A resume is a very important document that carries multiple uses. It’s your introduction card into the professional world, it’s what sets you apart from the rest of the job hunters, and it lends the first impression to the recruiter and future coworkers. Moreover, it’s a sales pitch for yourself and your expertise, therefore you must present yourself in the best light possible. Follow these 6 tips for creating the ideal resume!
First, avoid using any pre-made formats or templates. In my experience, they can get messy and the information may not be as clear as the recruiter, and you, need it to be. Opt for creating your resume from scratch as it’s not as hard as you might think. The header will always be your full name in big letter size and it has to be centered. This will be followed by a phone number and email address. After that, you jump into the content of your resume. The first section will be your qualifications. You should do this section in bullets and keep each bullet up to a sentence or two, and no more than 5-8 bullets. Qualification examples could be any marketable or job-required skill that you may possess, such as fluency in a second language, coding abilities, etc. You could also add achievements in past work experiences. After your qualifications, you add in your past work experiences. Your work experiences shouldn’t be in chronological order, rather they should be organized from the most recent to the oldest.

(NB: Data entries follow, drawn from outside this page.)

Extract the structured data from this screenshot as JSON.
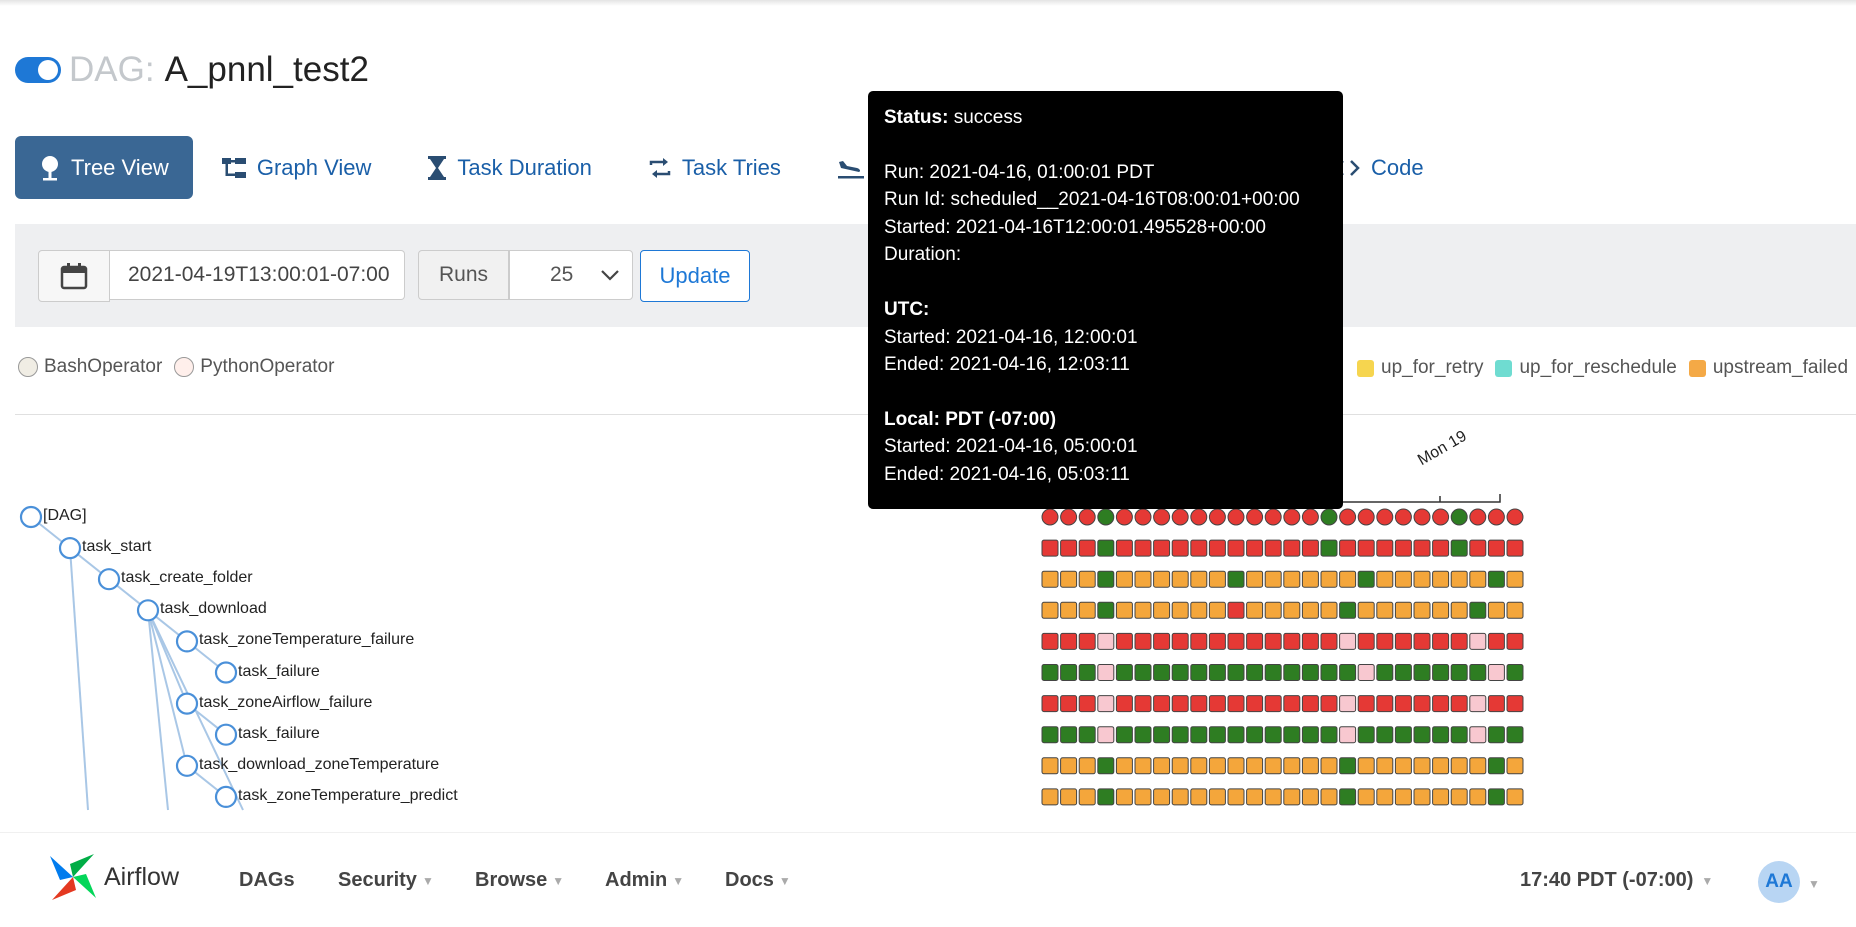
{
  "header": {
    "dag_prefix": "DAG:",
    "dag_name": "A_pnnl_test2"
  },
  "tabs": [
    {
      "label": "Tree View",
      "icon": "tree-icon",
      "active": true
    },
    {
      "label": "Graph View",
      "icon": "graph-icon",
      "active": false
    },
    {
      "label": "Task Duration",
      "icon": "hourglass-icon",
      "active": false
    },
    {
      "label": "Task Tries",
      "icon": "retry-icon",
      "active": false
    },
    {
      "label": "",
      "icon": "plane-landing-icon",
      "active": false
    },
    {
      "label": "Code",
      "icon": "code-icon",
      "active": false
    }
  ],
  "filters": {
    "base_date": "2021-04-19T13:00:01-07:00",
    "runs_label": "Runs",
    "runs_value": "25",
    "update_label": "Update"
  },
  "operators": [
    {
      "name": "BashOperator",
      "color": "#f0ede4"
    },
    {
      "name": "PythonOperator",
      "color": "#ffefeb"
    }
  ],
  "states": [
    {
      "name": "up_for_retry",
      "color": "#f6d54f"
    },
    {
      "name": "up_for_reschedule",
      "color": "#6fdcd1"
    },
    {
      "name": "upstream_failed",
      "color": "#f4a946"
    }
  ],
  "tree": {
    "nodes": [
      {
        "label": "[DAG]",
        "depth": 0
      },
      {
        "label": "task_start",
        "depth": 1
      },
      {
        "label": "task_create_folder",
        "depth": 2
      },
      {
        "label": "task_download",
        "depth": 3
      },
      {
        "label": "task_zoneTemperature_failure",
        "depth": 4
      },
      {
        "label": "task_failure",
        "depth": 5
      },
      {
        "label": "task_zoneAirflow_failure",
        "depth": 4
      },
      {
        "label": "task_failure",
        "depth": 5
      },
      {
        "label": "task_download_zoneTemperature",
        "depth": 4
      },
      {
        "label": "task_zoneTemperature_predict",
        "depth": 5
      }
    ],
    "date_label": "Mon 19",
    "state_colors": {
      "g": "#2e7d22",
      "r": "#e53935",
      "o": "#f4a63b",
      "p": "#f8c8d0"
    },
    "rows": [
      "rrrgrrrrrrrrrrrgrrrrrrgrrr",
      "rrrgrrrrrrrrrrrgrrrrrrgrrr",
      "ooogoooooogoooooogoooooogooo",
      "ooogoooooorooooogoooooogooo",
      "rrrprrrrrrrrrrrrprrrrrrprrr",
      "gggpgggggggggggggpggggggpggg",
      "rrrprrrrrrrrrrrrprrrrrrprrr",
      "gggpggggggggggggpggggggpggg",
      "ooogoooooooooooogooooooogooo",
      "ooogoooooooooooogooooooogooo"
    ]
  },
  "tooltip": {
    "status_label": "Status:",
    "status_value": "success",
    "run": "Run: 2021-04-16, 01:00:01 PDT",
    "run_id": "Run Id: scheduled__2021-04-16T08:00:01+00:00",
    "started": "Started: 2021-04-16T12:00:01.495528+00:00",
    "duration": "Duration:",
    "utc_label": "UTC:",
    "utc_started": "Started: 2021-04-16, 12:00:01",
    "utc_ended": "Ended: 2021-04-16, 12:03:11",
    "local_label": "Local: PDT (-07:00)",
    "local_started": "Started: 2021-04-16, 05:00:01",
    "local_ended": "Ended: 2021-04-16, 05:03:11"
  },
  "navbar": {
    "brand": "Airflow",
    "items": [
      "DAGs",
      "Security",
      "Browse",
      "Admin",
      "Docs"
    ],
    "clock": "17:40 PDT (-07:00)",
    "avatar": "AA"
  }
}
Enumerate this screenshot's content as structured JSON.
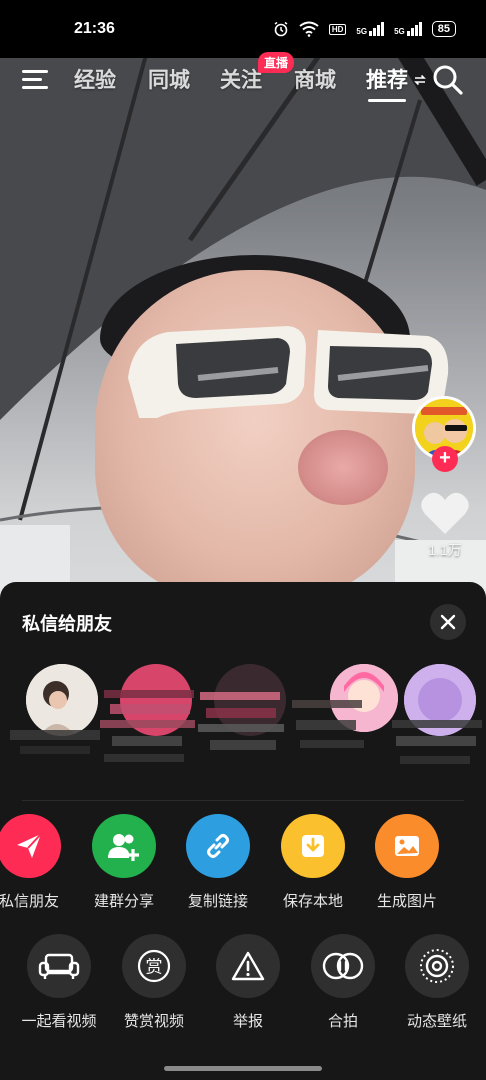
{
  "status_bar": {
    "time": "21:36",
    "network_tag": "HD",
    "signal_1_label": "5G",
    "signal_2_label": "5G",
    "battery": "85",
    "icons": [
      "alarm-icon",
      "wifi-icon",
      "signal-icon",
      "signal-icon",
      "battery-icon"
    ]
  },
  "top_nav": {
    "tabs": [
      {
        "label": "经验"
      },
      {
        "label": "同城"
      },
      {
        "label": "关注"
      },
      {
        "label": "商城"
      },
      {
        "label": "推荐"
      }
    ],
    "live_badge": "直播",
    "active_tab": "推荐"
  },
  "video": {
    "like_count": "1.1万",
    "follow_plus": "+"
  },
  "share_sheet": {
    "title": "私信给朋友",
    "friends_count_visible": 5,
    "share_actions": [
      {
        "label": "私信朋友",
        "color": "#fe2c55",
        "icon": "send-icon"
      },
      {
        "label": "建群分享",
        "color": "#22b14c",
        "icon": "group-add-icon"
      },
      {
        "label": "复制链接",
        "color": "#2d9fe0",
        "icon": "link-icon"
      },
      {
        "label": "保存本地",
        "color": "#fbc02d",
        "icon": "download-icon"
      },
      {
        "label": "生成图片",
        "color": "#fa8c2c",
        "icon": "image-icon"
      }
    ],
    "more_actions": [
      {
        "label": "一起看视频",
        "icon": "sofa-icon"
      },
      {
        "label": "赞赏视频",
        "icon": "reward-icon",
        "glyph": "赏"
      },
      {
        "label": "举报",
        "icon": "warning-icon"
      },
      {
        "label": "合拍",
        "icon": "duet-icon"
      },
      {
        "label": "动态壁纸",
        "icon": "live-wallpaper-icon"
      }
    ]
  },
  "colors": {
    "accent": "#fe2c55",
    "sheet_bg": "#171717",
    "button_bg": "#2f2f2f"
  }
}
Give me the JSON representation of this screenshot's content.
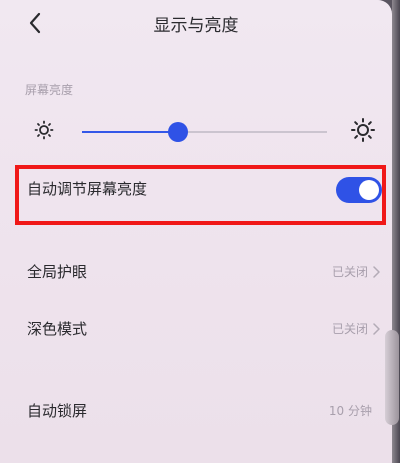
{
  "header": {
    "title": "显示与亮度",
    "back_icon": "chevron-left-icon"
  },
  "brightness": {
    "section_label": "屏幕亮度",
    "level": 0.39,
    "accent_color": "#2f52e6",
    "min_icon": "sun-small-icon",
    "max_icon": "sun-large-icon"
  },
  "auto_brightness": {
    "label": "自动调节屏幕亮度",
    "enabled": true
  },
  "rows": [
    {
      "label": "全局护眼",
      "value": "已关闭"
    },
    {
      "label": "深色模式",
      "value": "已关闭"
    },
    {
      "label": "自动锁屏",
      "value": "10 分钟"
    }
  ],
  "colors": {
    "highlight_border": "#f01818",
    "secondary_text": "#a89fac"
  }
}
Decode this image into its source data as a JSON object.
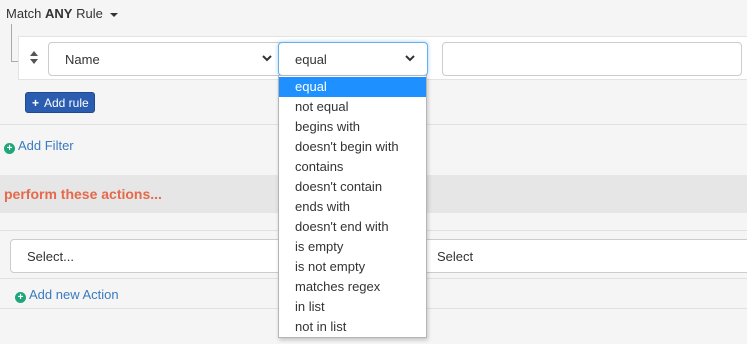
{
  "match": {
    "prefix": "Match",
    "mode": "ANY",
    "suffix": "Rule"
  },
  "rule": {
    "field_value": "Name",
    "operator_value": "equal",
    "value_input": ""
  },
  "add_rule_label": "Add rule",
  "add_filter_label": "Add Filter",
  "actions_title": "perform these actions...",
  "action": {
    "select_placeholder": "Select...",
    "select2_placeholder": "Select"
  },
  "add_action_label": "Add new Action",
  "operator_options": [
    "equal",
    "not equal",
    "begins with",
    "doesn't begin with",
    "contains",
    "doesn't contain",
    "ends with",
    "doesn't end with",
    "is empty",
    "is not empty",
    "matches regex",
    "in list",
    "not in list"
  ],
  "colors": {
    "primary_button": "#2a5db0",
    "link": "#3a7bbf",
    "accent_orange": "#e5694a",
    "add_icon_green": "#1fa67a",
    "dropdown_highlight": "#1e90ff"
  }
}
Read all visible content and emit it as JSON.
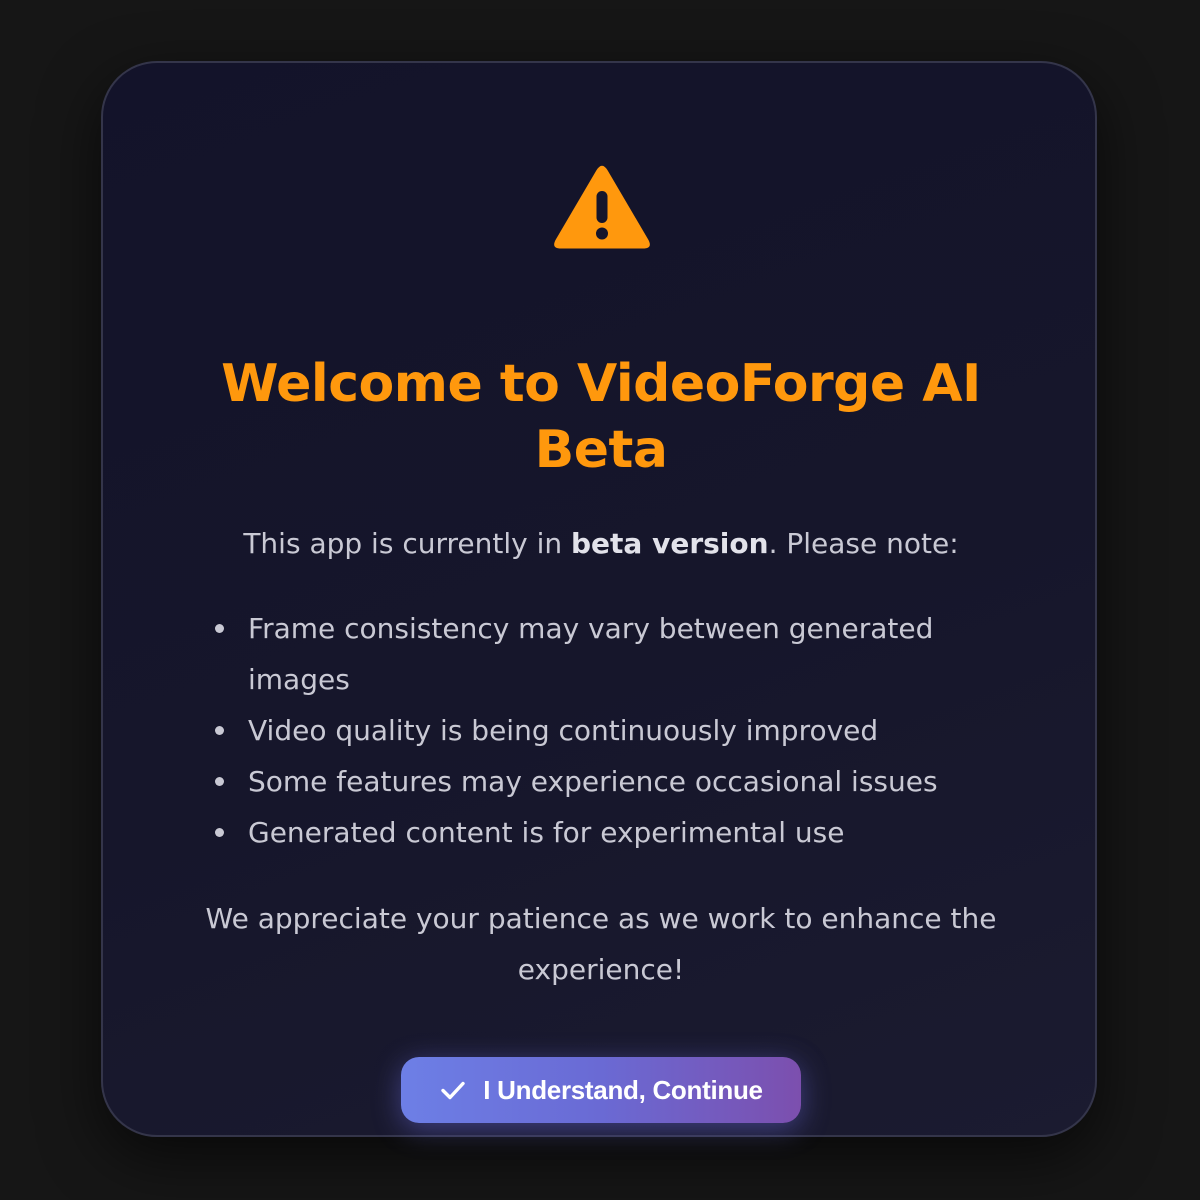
{
  "dialog": {
    "icon": "warning-triangle-icon",
    "title": "Welcome to VideoForge AI Beta",
    "intro_before": "This app is currently in ",
    "intro_bold": "beta version",
    "intro_after": ". Please note:",
    "notes": [
      "Frame consistency may vary between generated images",
      "Video quality is being continuously improved",
      "Some features may experience occasional issues",
      "Generated content is for experimental use"
    ],
    "closing": "We appreciate your patience as we work to enhance the experience!",
    "continue_button": {
      "icon": "check-icon",
      "label": "I Understand, Continue"
    }
  },
  "colors": {
    "accent": "#ff980d",
    "background": "#161616",
    "modal_bg": "#15152b",
    "text": "#c9c9d4",
    "button_gradient_start": "#6d7fe6",
    "button_gradient_end": "#7c4fae"
  }
}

Here you highlight your responsibilities, achievements, promotions, certifications, and recognitions you might have gained during your time in that position. Lastly, you’ll finish your resume with your education. Most people only add their college or university education, while others add until high school. Again, you’ll be organizing your education history from latest to oldest.
2. Action Words
Avoid using weak or passive sentences! Your recruiter won’t read these as strongly and they might even gloss over the importance or value of what you’re trying to convey. Instead, opt for action words such as knowledgeable, developed, enhanced, analyzed, among others. A quick google search can help you identify what words fit you best. The sentence “I was on the team that developed methods for speeding-up search processes” doesn’t read as well as “Developed in conjunction with team methods for optimizing search processes”, so keep that in mind.
3. Transferable Skills
Just starting in a professional job market without professional experience to rely on? Worry not! Every job experience counts, and it’s up to you to spin it to your advantage. If you have experience working as a teenager in the foodservice industry, then you surely have acquired hard skills in sales, customer service care and attention, and conflict resolution Likewise, if your experience is babysitting, then you have some knowledge about child-rearing and child development. Not to mention the soft skills that these examples can bring to the table, such as work ethic, time-management, flexibility, teamwork, ability to work under pressure, and many more. These are called transferable skills, and every job contributes and helps develop your skillset.
4. Optimize, Optimize, Optimize
Recruiters don’t want to read your life story on your resume. They want the facts on who you are, what you do, and why they should hire you. Plus, a resume should be easy to read (remember the formatting?). As a rule of thumb, your resume shouldn’t exceed one page. Of course, there are exceptions to this rule, but still, try to keep it concise. If you have plenty of work experience for the job you are applying for, showcase it, however, don’t add in experiences from your junior years if they’re not relevant. Make sure to avoid sentences that are more than two lines long, and avoid using first-person pronouns (remember tip #2!). Instead, focus on your skills, qualifications, and experiences that are relevant for the job you are applying for. More on this in tip #6.
5. Embellish, But Never Lie
Don’t be afraid to embellish your experiences a little bit, but never, ever lie about them. Don’t say that you have expertise in any skill when you actually don’t, as this can cause serious problems down the line. The truth will always come out. Instead, opt for embellishing your actual experiences. Have any unpaid writing or editing experience? Label yourself a freelancer. Love social media and are fluent across multiple platforms? Tack on the label of Social Media Manager/Coordinator. Be creative, think hard on it, and you’ll see that you have a lot to offer. As an example, I was a volunteer assistant researcher during my college years. I performed a variety of duties in this role, and in my resume, I embellished by saying that I have experience in clerical duties, media coordination, and, of course, research experience. Those were not lies by any means, nor exaggerations, rather they were elevated ways of describing my duties and responsibilities. Remember, and I cannot emphasize this enough, do not lie.
6. Tailor It
It is extra work, but you should always tailor your resume for each new job you’re applying for. It might seem tedious and unnecessary, but it’s part of optimizing your resume (see tip #4). If you have multiple skills or multiple career paths, you have to consider what you put on your resume for the recruiter to see. For example, if you have experience in both social media management and law, but now want to focus solely on law, then on your resume, you’d give more weight, importance, and, above all else, actionable words to your law experience. Don’t discount your social media experience altogether, as this can offer you some transferable skills, but don’t focus heavily on that as it’s not as necessary. Pro tip: always keep your resume saved as a word document (docx.) as it’s easier to make any changes or additions, then save individually as a pdf.